Format

Send to

Choose Destination
Diabetes. 2016 Apr;65(4):956-66. doi: 10.2337/db15-1390. Epub 2015 Dec 30.

Delayed Intervention With Pyridoxamine Improves Metabolic Function and Prevents Adipose Tissue Inflammation and Insulin Resistance in High-Fat Diet-Induced Obese Mice.

Author information

1
CARIM School for Cardiovascular Diseases, Maastricht University Medical Center, Maastricht, the Netherlands Department of Internal Medicine, Maastricht University Medical Center, Maastricht, the Netherlands.
2
CARIM School for Cardiovascular Diseases, Maastricht University Medical Center, Maastricht, the Netherlands Department of Pathology, Maastricht University Medical Center, Maastricht, the Netherlands.
3
CARIM School for Cardiovascular Diseases, Maastricht University Medical Center, Maastricht, the Netherlands Department of Pharmacology, Maastricht University Medical Center, Maastricht, the Netherlands.
4
United Centers for Advanced Research and Translational Medicine, Tohoku University, Sendai, Japan.
5
CARIM School for Cardiovascular Diseases, Maastricht University Medical Center, Maastricht, the Netherlands Department of Internal Medicine, Maastricht University Medical Center, Maastricht, the Netherlands c.schalkwijk@maastrichtuniversity.nl.

Abstract

Obesity is associated with an increased risk for the development of type 2 diabetes and vascular complications. Advanced glycation end products are increased in adipose tissue and have been associated with insulin resistance, vascular dysfunction, and inflammation of adipose tissue. Here, we report that delayed intervention with pyridoxamine (PM), a vitamin B6 analog that has been identified as an antiglycating agent, protected against high-fat diet (HFD)-induced body weight gain, hyperglycemia, and hypercholesterolemia, compared with mice that were not treated. In both HFD-induced and db/db obese mice, impaired glucose metabolism and insulin resistance were prevented by PM supplementation. PM inhibited the expansion of adipose tissue and adipocyte hypertrophy in mice. In addition, adipogenesis of murine 3T3-L1 and human Simpson-Golabi-Behmel Syndrome preadipocytes was dose- and time-dependently reduced by PM, as demonstrated by Oil Red O staining and reduced expression of adipogenic differentiation genes. No ectopic fat deposition was found in the liver of HFD mice. The high expression of proinflammatory genes in visceral adipose tissue of the HFD group was significantly attenuated by PM. Treatment with PM partially prevented HFD-induced mild vascular dysfunction. Altogether, these findings highlight the potential of PM to serve as an intervention strategy in obesity.

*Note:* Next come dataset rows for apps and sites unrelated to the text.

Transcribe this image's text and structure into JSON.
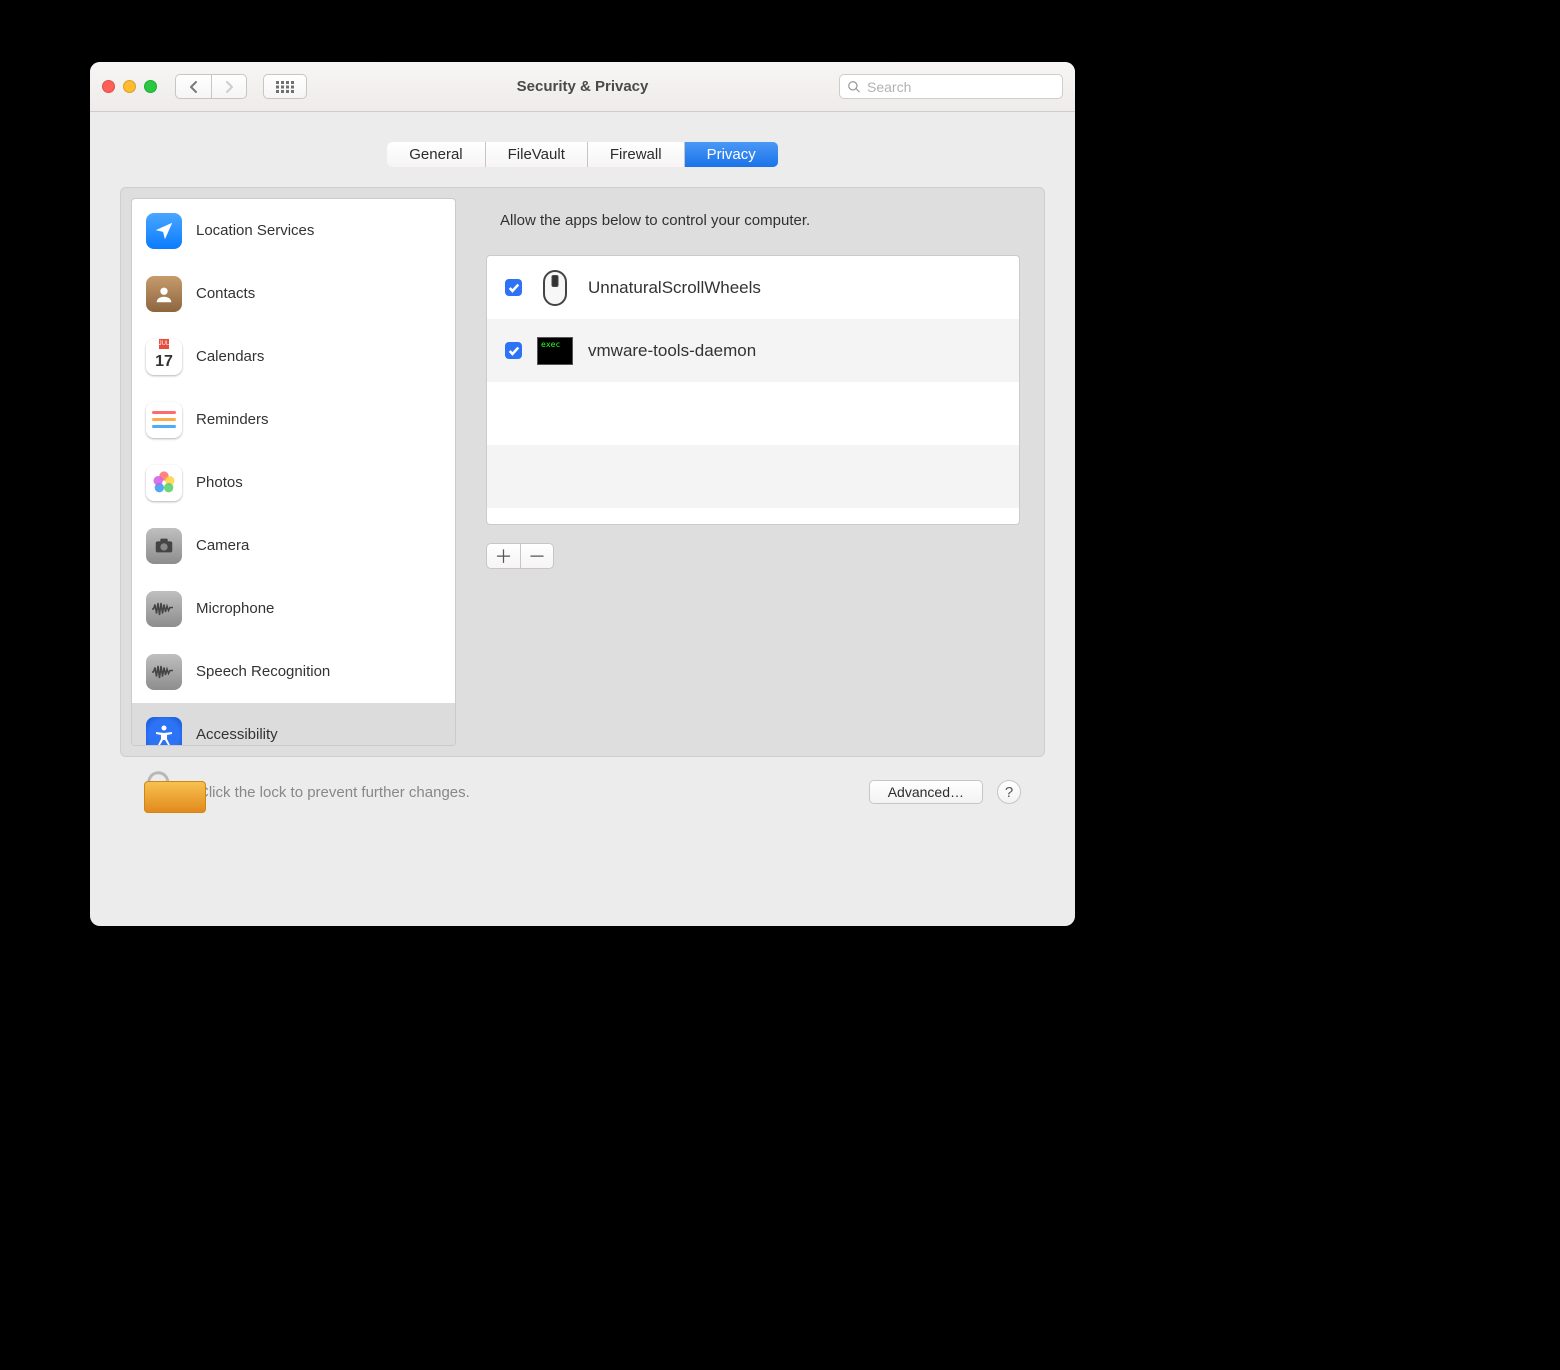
{
  "window_title": "Security & Privacy",
  "search_placeholder": "Search",
  "tabs": {
    "general": "General",
    "filevault": "FileVault",
    "firewall": "Firewall",
    "privacy": "Privacy"
  },
  "active_tab": "privacy",
  "sidebar": {
    "items": [
      {
        "label": "Location Services",
        "icon": "location"
      },
      {
        "label": "Contacts",
        "icon": "contacts"
      },
      {
        "label": "Calendars",
        "icon": "calendar"
      },
      {
        "label": "Reminders",
        "icon": "reminders"
      },
      {
        "label": "Photos",
        "icon": "photos"
      },
      {
        "label": "Camera",
        "icon": "camera"
      },
      {
        "label": "Microphone",
        "icon": "microphone"
      },
      {
        "label": "Speech Recognition",
        "icon": "speech"
      },
      {
        "label": "Accessibility",
        "icon": "accessibility",
        "selected": true
      }
    ]
  },
  "calendar_icon": {
    "month": "JUL",
    "day": "17"
  },
  "main": {
    "description": "Allow the apps below to control your computer.",
    "apps": [
      {
        "name": "UnnaturalScrollWheels",
        "checked": true,
        "icon": "mouse"
      },
      {
        "name": "vmware-tools-daemon",
        "checked": true,
        "icon": "terminal"
      }
    ],
    "terminal_prompt": "exec"
  },
  "footer": {
    "lock_text": "Click the lock to prevent further changes.",
    "advanced_label": "Advanced…"
  }
}
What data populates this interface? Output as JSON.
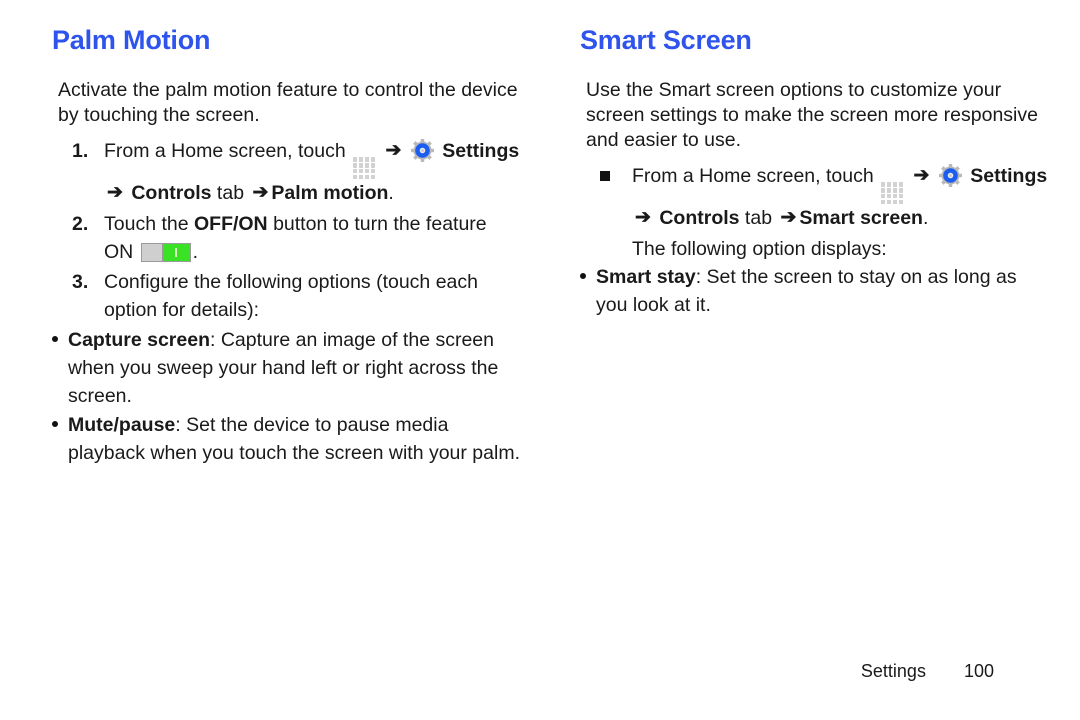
{
  "left": {
    "title": "Palm Motion",
    "intro": "Activate the palm motion feature to control the device by touching the screen.",
    "steps": [
      {
        "num": "1.",
        "pre": "From a Home screen, touch",
        "apps_icon": "apps-grid-icon",
        "settings_label": "Settings",
        "tail_bold_1": "Controls",
        "tail_mid": " tab ",
        "tail_bold_2": "Palm motion",
        "tail_end": "."
      },
      {
        "num": "2.",
        "text_a": "Touch the ",
        "bold": "OFF/ON",
        "text_b": " button to turn the feature",
        "text_c": "ON",
        "toggle_state": "on",
        "text_d": "."
      },
      {
        "num": "3.",
        "text": "Configure the following options (touch each option for details):"
      }
    ],
    "options": [
      {
        "name": "Capture screen",
        "desc": ": Capture an image of the screen when you sweep your hand left or right across the screen."
      },
      {
        "name": "Mute/pause",
        "desc": ": Set the device to pause media playback when you touch the screen with your palm."
      }
    ]
  },
  "right": {
    "title": "Smart Screen",
    "intro": "Use the Smart screen options to customize your screen settings to make the screen more responsive and easier to use.",
    "bullet": {
      "pre": "From a Home screen, touch",
      "settings_label": "Settings",
      "tail_bold_1": "Controls",
      "tail_mid": " tab ",
      "tail_bold_2": "Smart screen",
      "tail_end": "."
    },
    "follow": "The following option displays:",
    "options": [
      {
        "name": "Smart stay",
        "desc": ": Set the screen to stay on as long as you look at it."
      }
    ]
  },
  "footer": {
    "section": "Settings",
    "page": "100"
  },
  "glyphs": {
    "arrow": "➔"
  },
  "colors": {
    "heading_blue": "#2f54ee",
    "toggle_green": "#3ae226",
    "gear_blue": "#1b5df0"
  }
}
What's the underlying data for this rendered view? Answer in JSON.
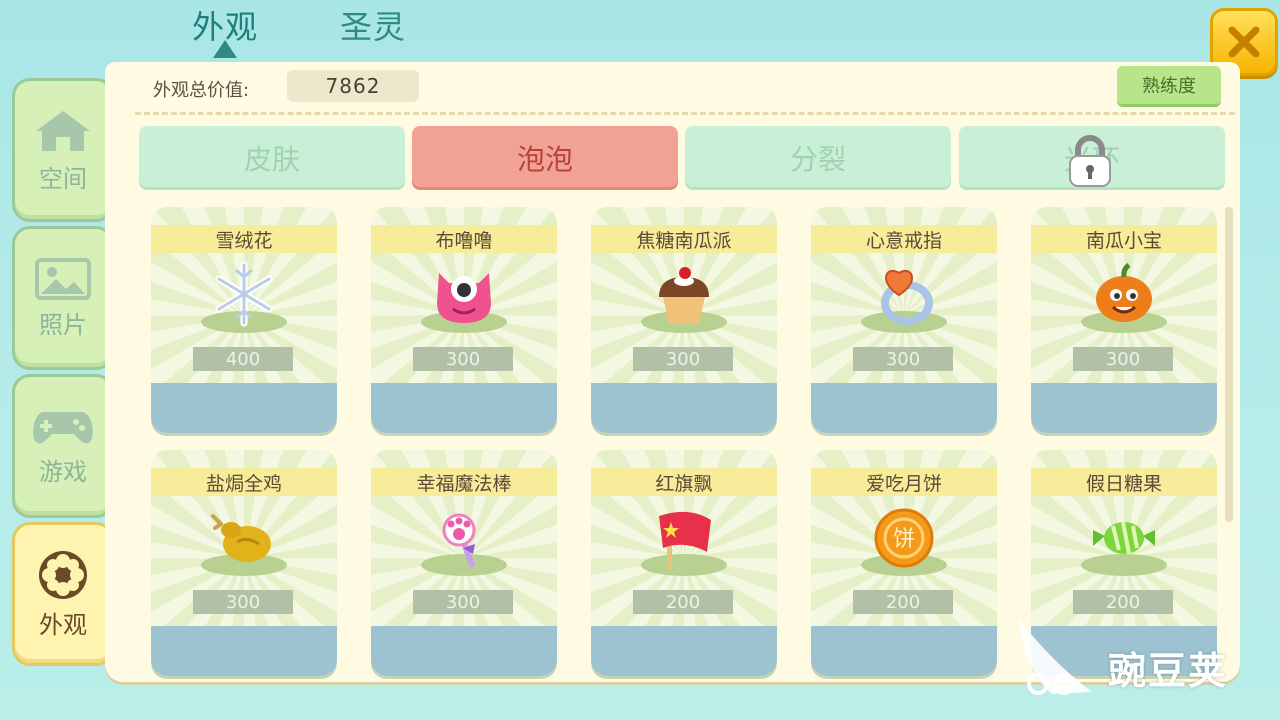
{
  "top_tabs": [
    {
      "label": "外观",
      "active": true
    },
    {
      "label": "圣灵",
      "active": false
    }
  ],
  "side_nav": [
    {
      "label": "空间",
      "icon": "house-icon",
      "active": false
    },
    {
      "label": "照片",
      "icon": "picture-icon",
      "active": false
    },
    {
      "label": "游戏",
      "icon": "gamepad-icon",
      "active": false
    },
    {
      "label": "外观",
      "icon": "flower-icon",
      "active": true
    }
  ],
  "header": {
    "value_label": "外观总价值:",
    "value": "7862",
    "mastery_button": "熟练度"
  },
  "categories": [
    {
      "label": "皮肤",
      "active": false
    },
    {
      "label": "泡泡",
      "active": true
    },
    {
      "label": "分裂",
      "active": false
    },
    {
      "label": "光环",
      "active": false,
      "locked": true
    }
  ],
  "items": [
    {
      "name": "雪绒花",
      "price": "400",
      "icon": "snowflake-icon"
    },
    {
      "name": "布噜噜",
      "price": "300",
      "icon": "pink-monster-icon"
    },
    {
      "name": "焦糖南瓜派",
      "price": "300",
      "icon": "cupcake-icon"
    },
    {
      "name": "心意戒指",
      "price": "300",
      "icon": "heart-ring-icon"
    },
    {
      "name": "南瓜小宝",
      "price": "300",
      "icon": "pumpkin-icon"
    },
    {
      "name": "盐焗全鸡",
      "price": "300",
      "icon": "roast-chicken-icon"
    },
    {
      "name": "幸福魔法棒",
      "price": "300",
      "icon": "paw-wand-icon"
    },
    {
      "name": "红旗飘",
      "price": "200",
      "icon": "red-flag-icon"
    },
    {
      "name": "爱吃月饼",
      "price": "200",
      "icon": "mooncake-icon"
    },
    {
      "name": "假日糖果",
      "price": "200",
      "icon": "candy-icon"
    }
  ],
  "watermark": {
    "text": "豌豆荚"
  },
  "colors": {
    "accent_active": "#f2a294",
    "panel": "#fffae2",
    "close_button": "#f7b400"
  }
}
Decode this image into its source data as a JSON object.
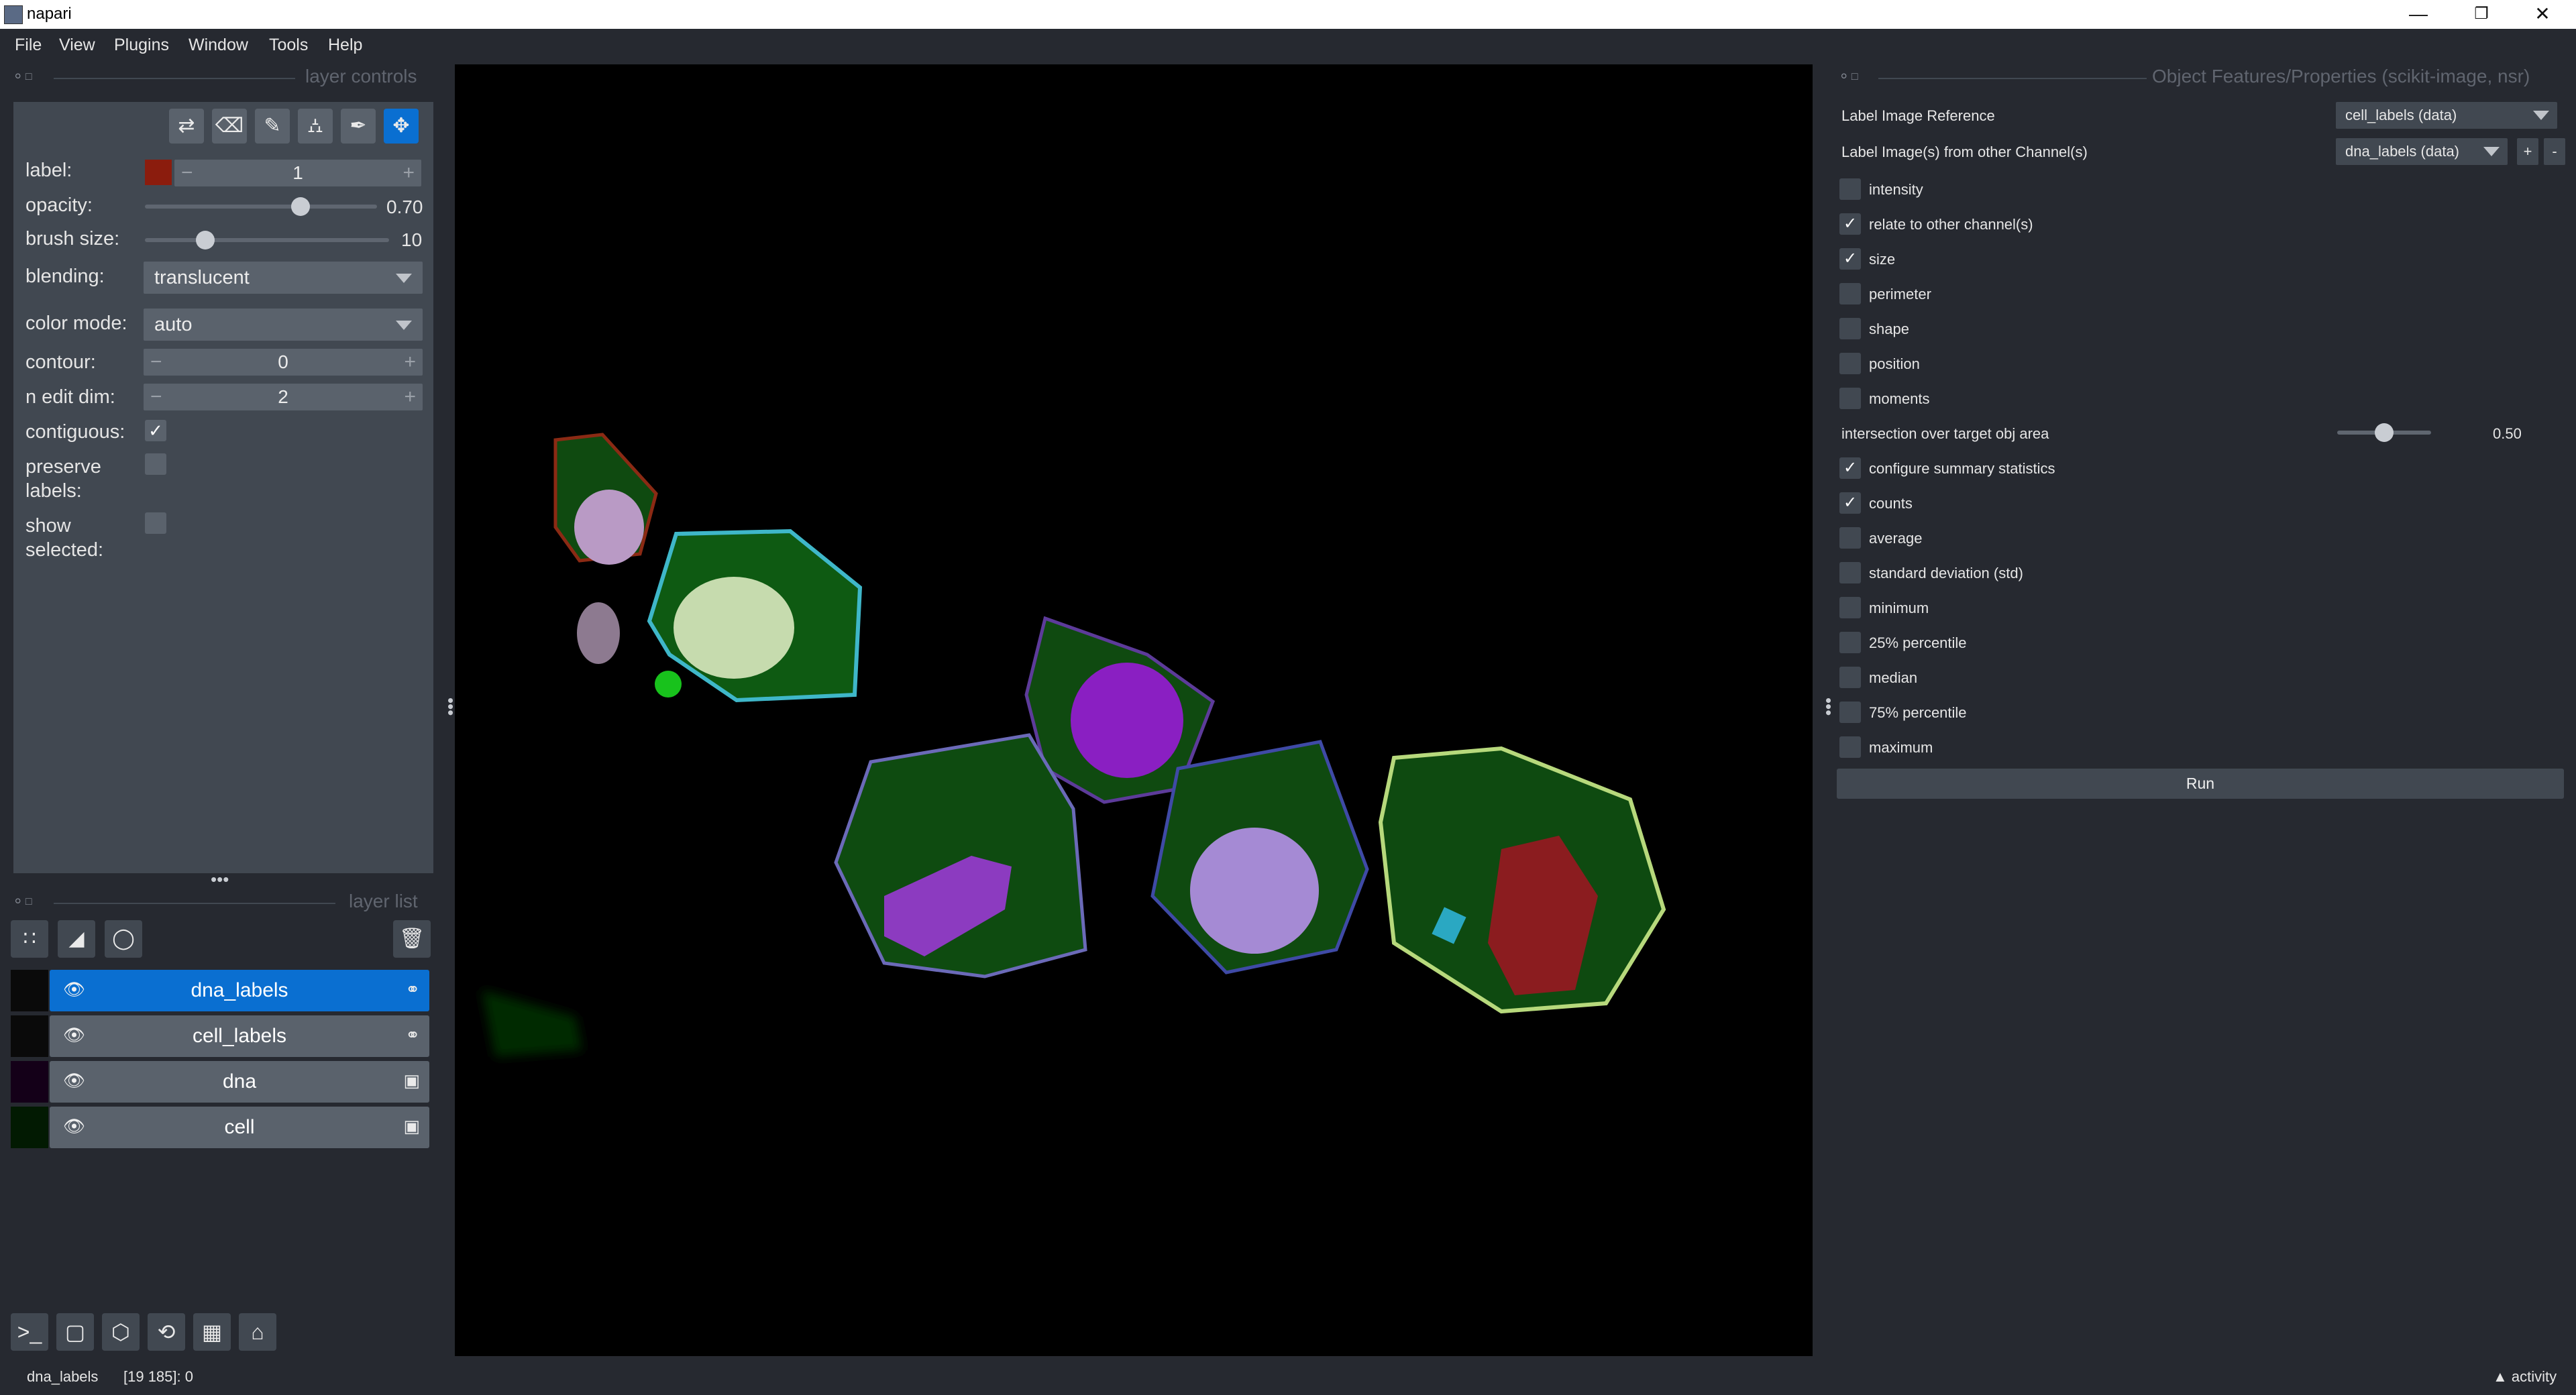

PMID:
26718500
DOI:
10.2337/db15-1390
[Indexed for MEDLINE]
Free full text

Supplemental Content

Full text links

Icon for HighWire
Loading ...
Support Center